→ **PROBLEM DETAILS**: Only the lines containing "Uniswap" belong in the answer; find them in the material below.

::::

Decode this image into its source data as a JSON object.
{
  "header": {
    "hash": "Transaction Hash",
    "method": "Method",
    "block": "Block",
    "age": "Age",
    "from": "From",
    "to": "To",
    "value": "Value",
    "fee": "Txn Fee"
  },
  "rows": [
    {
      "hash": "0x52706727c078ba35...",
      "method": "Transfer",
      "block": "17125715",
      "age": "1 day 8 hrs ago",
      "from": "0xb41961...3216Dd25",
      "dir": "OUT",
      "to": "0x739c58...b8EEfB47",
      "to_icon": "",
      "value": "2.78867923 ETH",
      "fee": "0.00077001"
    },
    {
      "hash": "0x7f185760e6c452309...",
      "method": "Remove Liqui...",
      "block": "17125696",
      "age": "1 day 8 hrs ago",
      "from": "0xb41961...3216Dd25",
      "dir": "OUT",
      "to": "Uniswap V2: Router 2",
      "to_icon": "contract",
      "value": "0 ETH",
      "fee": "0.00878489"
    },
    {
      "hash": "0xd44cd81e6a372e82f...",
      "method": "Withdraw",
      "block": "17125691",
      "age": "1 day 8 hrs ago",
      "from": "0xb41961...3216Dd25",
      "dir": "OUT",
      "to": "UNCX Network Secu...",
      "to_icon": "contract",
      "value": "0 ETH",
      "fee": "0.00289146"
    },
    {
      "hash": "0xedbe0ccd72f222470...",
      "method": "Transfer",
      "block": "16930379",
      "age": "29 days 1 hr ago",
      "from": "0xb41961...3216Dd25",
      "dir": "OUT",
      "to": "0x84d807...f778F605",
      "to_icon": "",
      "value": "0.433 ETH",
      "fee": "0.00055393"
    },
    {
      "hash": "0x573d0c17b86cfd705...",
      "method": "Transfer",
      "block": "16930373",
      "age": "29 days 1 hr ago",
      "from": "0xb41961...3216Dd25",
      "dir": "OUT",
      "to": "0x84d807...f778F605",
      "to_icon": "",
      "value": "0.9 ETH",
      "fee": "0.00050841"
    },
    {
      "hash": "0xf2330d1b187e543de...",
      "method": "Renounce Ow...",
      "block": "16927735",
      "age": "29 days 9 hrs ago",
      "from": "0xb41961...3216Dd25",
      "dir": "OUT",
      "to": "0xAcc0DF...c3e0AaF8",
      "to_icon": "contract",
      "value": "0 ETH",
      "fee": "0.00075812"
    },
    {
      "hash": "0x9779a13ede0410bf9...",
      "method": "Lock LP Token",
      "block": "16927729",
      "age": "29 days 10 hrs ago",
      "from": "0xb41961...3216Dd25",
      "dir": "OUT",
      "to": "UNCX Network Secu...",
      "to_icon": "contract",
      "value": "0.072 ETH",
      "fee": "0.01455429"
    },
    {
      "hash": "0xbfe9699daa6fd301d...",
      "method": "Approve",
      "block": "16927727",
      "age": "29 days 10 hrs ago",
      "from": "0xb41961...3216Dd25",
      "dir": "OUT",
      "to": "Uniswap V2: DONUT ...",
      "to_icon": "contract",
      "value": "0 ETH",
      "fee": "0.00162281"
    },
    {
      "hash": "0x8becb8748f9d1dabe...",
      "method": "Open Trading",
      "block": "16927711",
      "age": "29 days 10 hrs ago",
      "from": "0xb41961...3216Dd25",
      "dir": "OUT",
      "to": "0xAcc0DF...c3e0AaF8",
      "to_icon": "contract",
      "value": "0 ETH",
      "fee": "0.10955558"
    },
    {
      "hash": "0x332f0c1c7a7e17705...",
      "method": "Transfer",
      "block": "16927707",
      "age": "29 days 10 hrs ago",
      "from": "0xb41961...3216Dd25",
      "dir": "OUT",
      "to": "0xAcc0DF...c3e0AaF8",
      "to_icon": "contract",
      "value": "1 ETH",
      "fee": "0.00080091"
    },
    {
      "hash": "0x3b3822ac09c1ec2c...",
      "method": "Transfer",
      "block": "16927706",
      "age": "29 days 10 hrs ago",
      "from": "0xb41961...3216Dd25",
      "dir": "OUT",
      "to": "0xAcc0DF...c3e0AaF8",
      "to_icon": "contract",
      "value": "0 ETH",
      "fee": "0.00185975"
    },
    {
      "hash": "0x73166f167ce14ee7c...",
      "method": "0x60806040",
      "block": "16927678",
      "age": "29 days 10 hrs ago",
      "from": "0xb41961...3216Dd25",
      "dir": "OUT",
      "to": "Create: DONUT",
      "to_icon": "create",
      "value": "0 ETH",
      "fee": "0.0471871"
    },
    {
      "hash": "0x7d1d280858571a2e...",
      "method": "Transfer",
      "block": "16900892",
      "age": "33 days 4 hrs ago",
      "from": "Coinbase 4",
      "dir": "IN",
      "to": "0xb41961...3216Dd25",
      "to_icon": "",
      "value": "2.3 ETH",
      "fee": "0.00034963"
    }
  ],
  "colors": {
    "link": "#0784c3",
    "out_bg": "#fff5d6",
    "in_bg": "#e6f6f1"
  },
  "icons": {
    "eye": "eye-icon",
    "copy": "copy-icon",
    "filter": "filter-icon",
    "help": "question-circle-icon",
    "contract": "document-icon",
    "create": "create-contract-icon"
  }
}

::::

→ **ANSWER SECTION**:
      "to": "Uniswap V2: Router 2",
      "to": "Uniswap V2: DONUT ...",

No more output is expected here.